FINAL VERSION, FLOOR AMENDMENT UNAVAILABLE TO PUBLIC
In order to understand the floor amendment, Atlanta Progressive News had to review the Full Council video.
The final version of the legislation or the floor amendment, which passed on Dec. 02, is currently not available online and is not available through the Municipal Clerk’s Office.
Vanessa Waldon, the Deputy Municipal Clerk, told APN that the Clerk’s Office sends all the floor amendments over to the Mayor’s Office along with the legislation. Waldon said the Clerk’s Office does not retain a copy and will not have a copy again until the legislation returns from the Mayor’s Office.
It is not immediately clear how this opaque practice complies with the City’s record retention policy.
APN has complained to Chief Resilience Officer Kristen Denius regarding the routine practice in which the City denies access online or through the Clerk’s Office to final legislation for several weeks.
APN reached out to Mr. Farokhi regarding his ordinance when it was pending, and briefly interviewed him on September 23.
In the interview, Farokhi was defensive, cutting the interview short after asking for his quotes to be read back to him and insisting that future interviews be audio-recorded.
“Fundamentally, the City needs to do its part to lead on fighting climate change. This is one of many things the City can be doing, but it’s an important thing to do,” Farokhi told APN.
THE HARMS OF PLASTIC POLLUTION
There is a connection between plastic pollution and climate change, when discarded plastics degrade and release greenhouse gases.
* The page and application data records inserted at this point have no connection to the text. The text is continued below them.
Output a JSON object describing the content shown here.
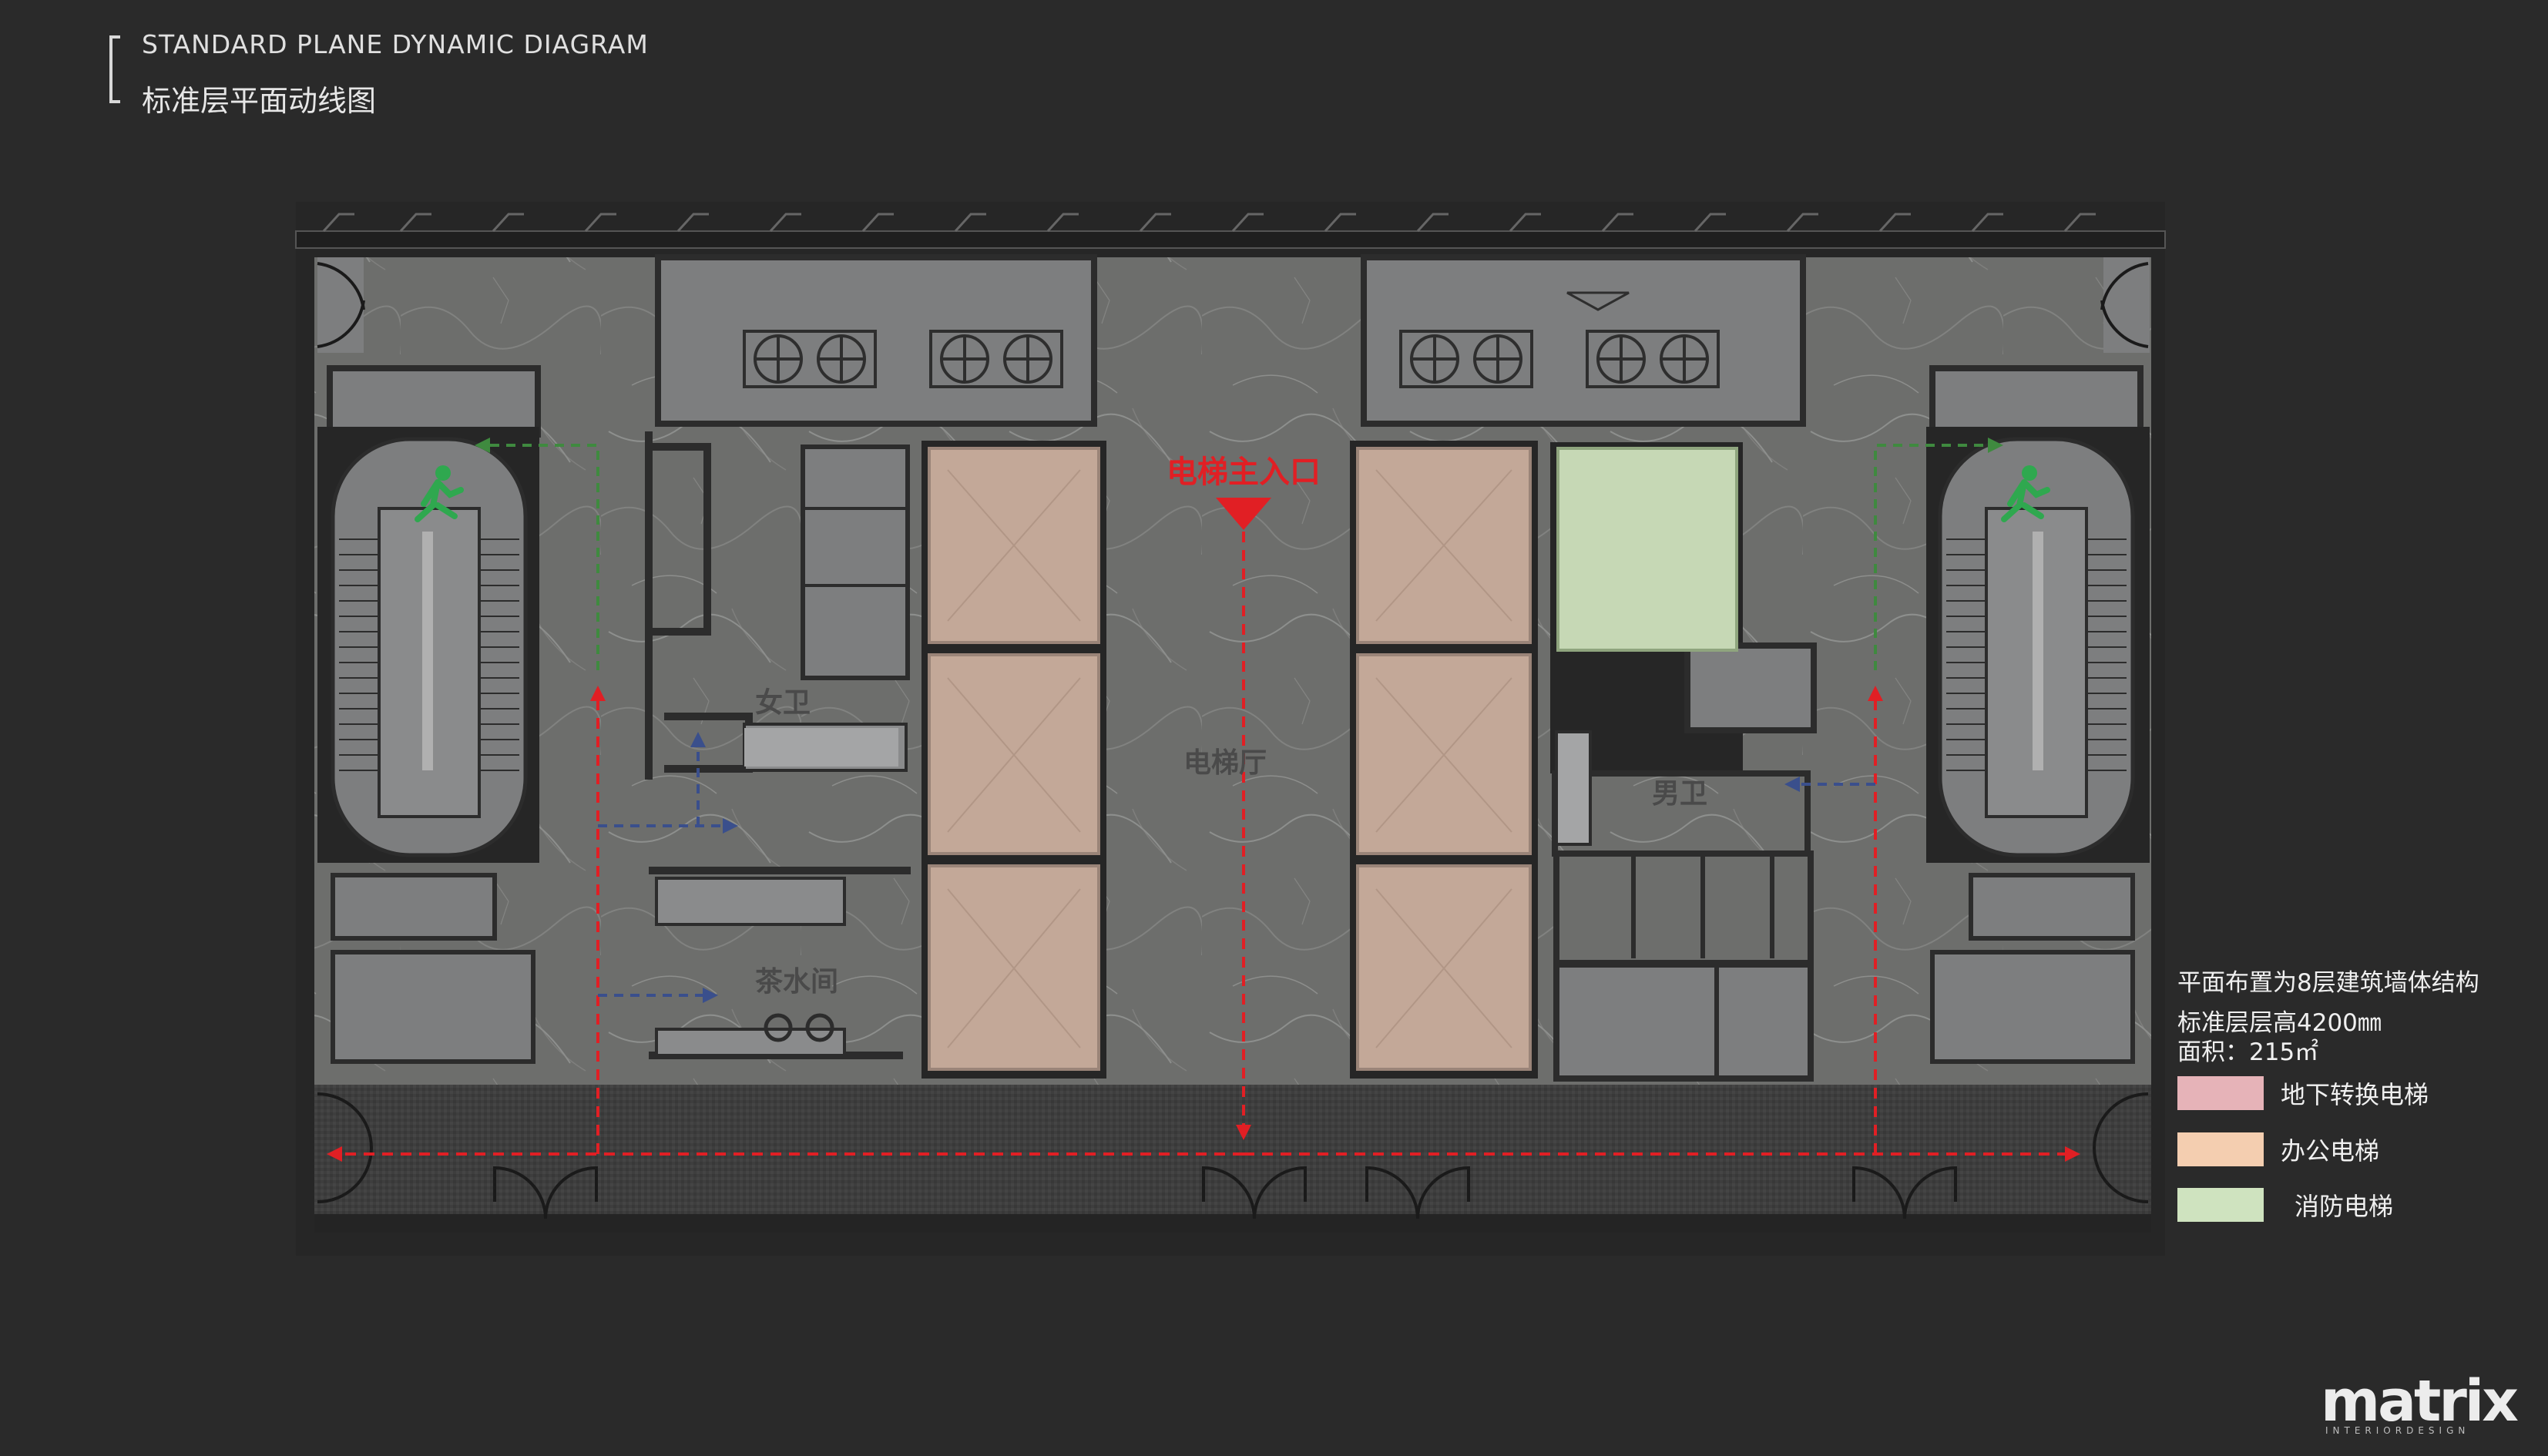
{
  "header": {
    "title_en": "STANDARD PLANE DYNAMIC DIAGRAM",
    "title_cn": "标准层平面动线图"
  },
  "plan": {
    "entrance_label": "电梯主入口",
    "lobby_label": "电梯厅",
    "womens_restroom_label": "女卫",
    "pantry_label": "茶水间",
    "mens_restroom_label": "男卫"
  },
  "notes": {
    "line1": "平面布置为8层建筑墙体结构",
    "line2": "标准层层高4200㎜",
    "line3": "面积：215㎡"
  },
  "legend": [
    {
      "label": "地下转换电梯",
      "color": "#e6b3b8"
    },
    {
      "label": "办公电梯",
      "color": "#f4ceb0"
    },
    {
      "label": "消防电梯",
      "color": "#cfe3bf"
    }
  ],
  "colors": {
    "background": "#2a2a2a",
    "marble": "#6d6e6c",
    "room": "#7d7e7f",
    "wall": "#2c2c2c",
    "elevator_office": "#c3a898",
    "elevator_fire": "#c6d8b5",
    "path_main": "#e11f24",
    "path_restroom": "#3a4f8c",
    "path_exit": "#3f8a3f"
  },
  "brand": {
    "name": "matrix",
    "tagline": "INTERIORDESIGN"
  }
}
The extraction of fossil fuels and the manufacturing processes used to create single-use plastic also contribute to climate change.
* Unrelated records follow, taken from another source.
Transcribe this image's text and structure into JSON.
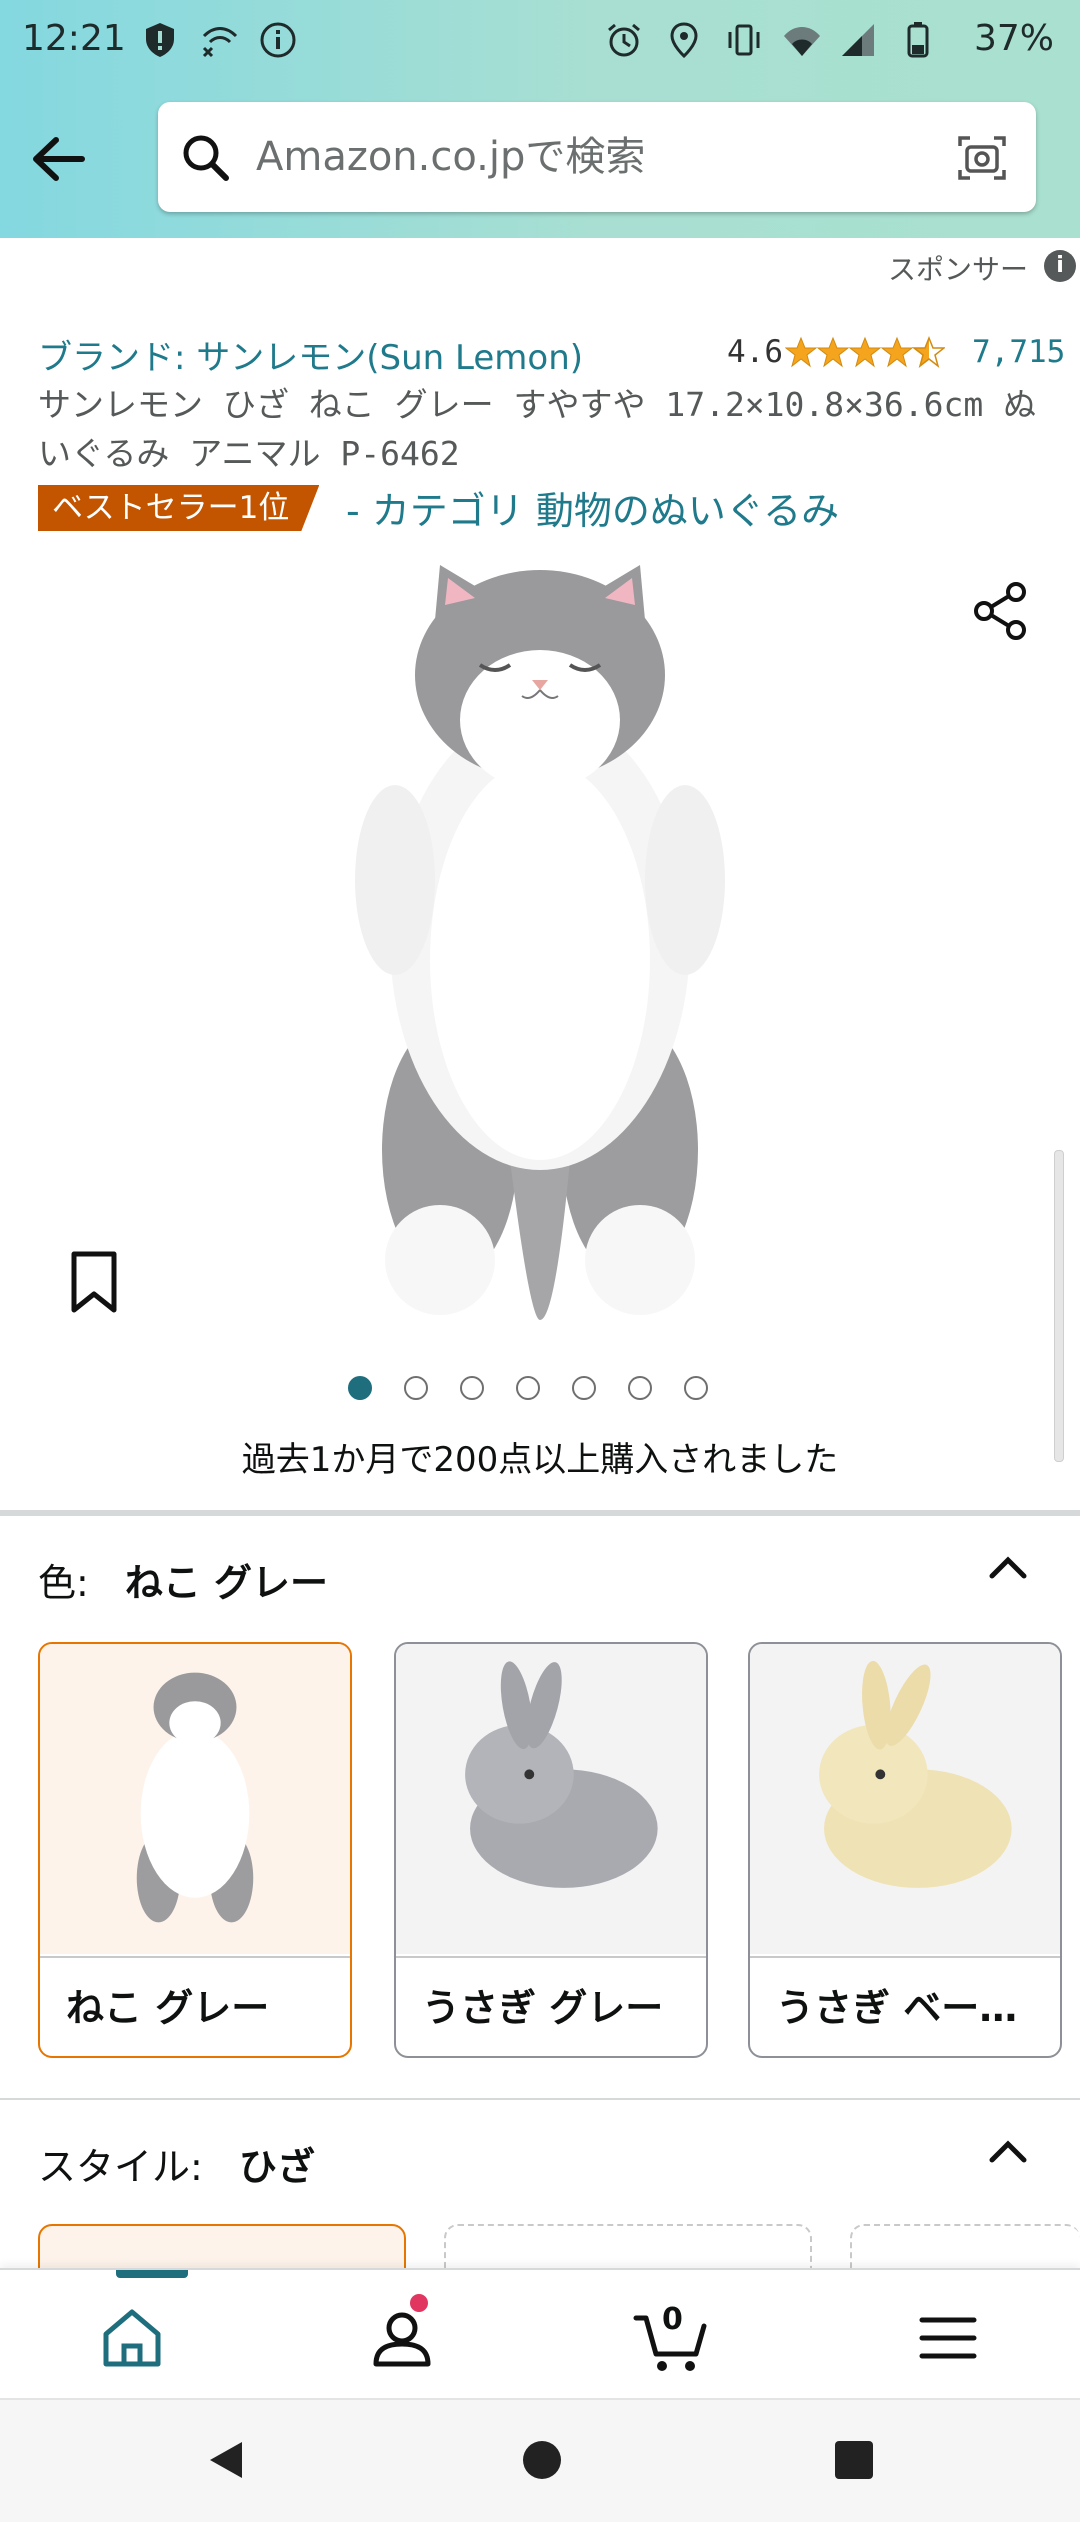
{
  "status_bar": {
    "time": "12:21",
    "battery": "37%"
  },
  "search": {
    "placeholder": "Amazon.co.jpで検索"
  },
  "sponsor": {
    "label": "スポンサー"
  },
  "product": {
    "brand": "ブランド: サンレモン(Sun Lemon)",
    "rating": "4.6",
    "rating_stars": 4.5,
    "rating_count": "7,715",
    "title": "サンレモン ひざ ねこ グレー すやすや 17.2×10.8×36.6cm ぬいぐるみ アニマル P-6462",
    "badge": "ベストセラー1位",
    "category": "- カテゴリ 動物のぬいぐるみ",
    "image_count": 7,
    "active_image": 1,
    "bought_text": "過去1か月で200点以上購入されました"
  },
  "color": {
    "label": "色:",
    "selected": "ねこ グレー",
    "options": [
      "ねこ グレー",
      "うさぎ グレー",
      "うさぎ ベー…"
    ]
  },
  "style": {
    "label": "スタイル:",
    "selected": "ひざ"
  },
  "bottom_nav": {
    "cart_count": "0"
  },
  "icons": [
    "back-arrow-icon",
    "search-icon",
    "camera-icon",
    "info-icon",
    "share-icon",
    "bookmark-icon",
    "chevron-up-icon",
    "home-icon",
    "account-icon",
    "cart-icon",
    "menu-icon",
    "nav-back-icon",
    "nav-home-icon",
    "nav-recents-icon"
  ],
  "colors": {
    "accent": "#1f7a8c",
    "badge": "#c45500",
    "selected_border": "#e77600"
  }
}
Troublingly, plastic pollution also harms sea animals and causes microplastics to appear in fish that are consumed by humans.
GEORGIA CATCHING UP WITH THE NATION
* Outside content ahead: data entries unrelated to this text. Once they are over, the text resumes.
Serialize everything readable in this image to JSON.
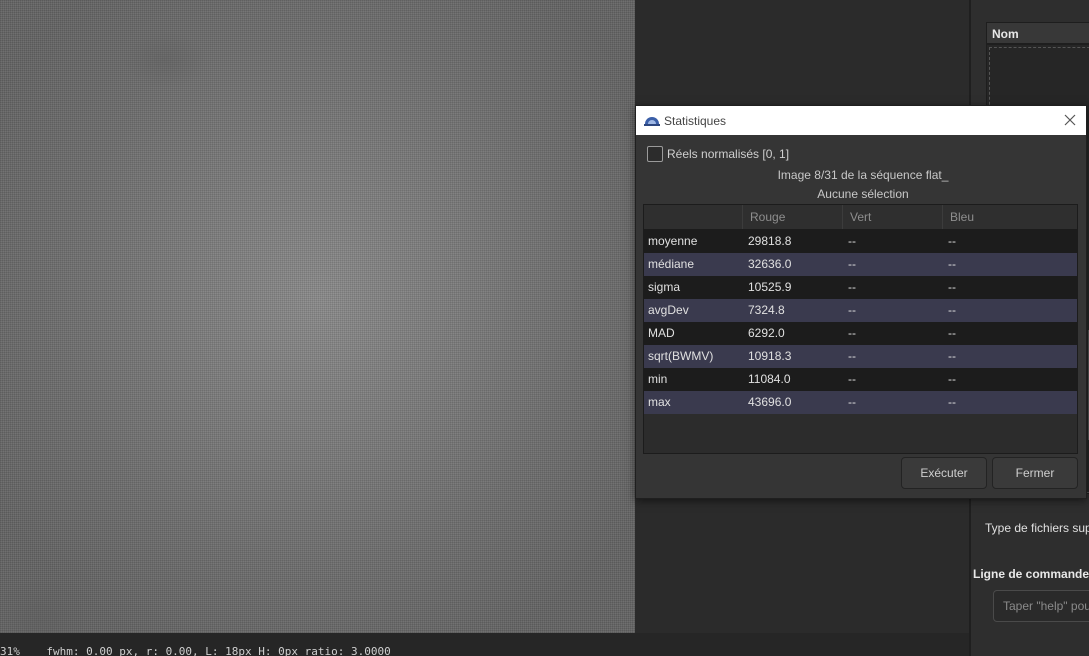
{
  "statusbar": {
    "text": "31%    fwhm: 0.00 px, r: 0.00, L: 18px H: 0px ratio: 3.0000"
  },
  "files_panel": {
    "header": "Nom",
    "filetype_label": "Type de fichiers supp"
  },
  "command": {
    "title": "Ligne de commande",
    "placeholder": "Taper \"help\" pou"
  },
  "dialog": {
    "title": "Statistiques",
    "checkbox_label": "Réels normalisés [0, 1]",
    "checkbox_checked": false,
    "image_info": "Image 8/31 de la séquence flat_",
    "selection_info": "Aucune sélection",
    "columns": [
      "",
      "Rouge",
      "Vert",
      "Bleu"
    ],
    "rows": [
      {
        "name": "moyenne",
        "rouge": "29818.8",
        "vert": "--",
        "bleu": "--"
      },
      {
        "name": "médiane",
        "rouge": "32636.0",
        "vert": "--",
        "bleu": "--"
      },
      {
        "name": "sigma",
        "rouge": "10525.9",
        "vert": "--",
        "bleu": "--"
      },
      {
        "name": "avgDev",
        "rouge": "7324.8",
        "vert": "--",
        "bleu": "--"
      },
      {
        "name": "MAD",
        "rouge": "6292.0",
        "vert": "--",
        "bleu": "--"
      },
      {
        "name": "sqrt(BWMV)",
        "rouge": "10918.3",
        "vert": "--",
        "bleu": "--"
      },
      {
        "name": "min",
        "rouge": "11084.0",
        "vert": "--",
        "bleu": "--"
      },
      {
        "name": "max",
        "rouge": "43696.0",
        "vert": "--",
        "bleu": "--"
      }
    ],
    "execute_label": "Exécuter",
    "close_label": "Fermer"
  },
  "icons": {
    "app": "siril-dome-icon",
    "close": "close-icon"
  },
  "colors": {
    "row_dark": "#1c1c1c",
    "row_light": "#3a3a4e",
    "titlebar": "#ffffff"
  }
}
Cities and states around the country have been adopting single-use plastic bans.
Atlanta and cities across Georgia are just catching up.
In September 2019, Fulton County Government passed a ban in county-owned facilities that is more defined and broader than Atlanta’s ordinance.
Fulton County’s ban includes “disposable plastics, typically used once before they are discarded, to include plastic bags, straws, coffee stirrers, cups, and utensils and most plastic food packaging….”
Then, in October 2019, the City of South Fulton passed a ban in city-owned facilities as well.
Atlanta appears to have become the third local government in Georgia to ban single-use plastics.
Tybee Island had considered a ban in 2015, which led the Republican State legislature to consider preempting cities’ abilities to ban plastic bags. The Legislature did not pass the preemption law, and Tybee Island abandoned its proposed ordinance as well.
On Tuesday, November 03, the City of Clarkston passed a resolution asking the City Attorney to draft an ordinance regarding the banning of single-use plastic that the City Council intends to consider in May 2020.
(END / Copyright Atlanta Progressive News / 2019)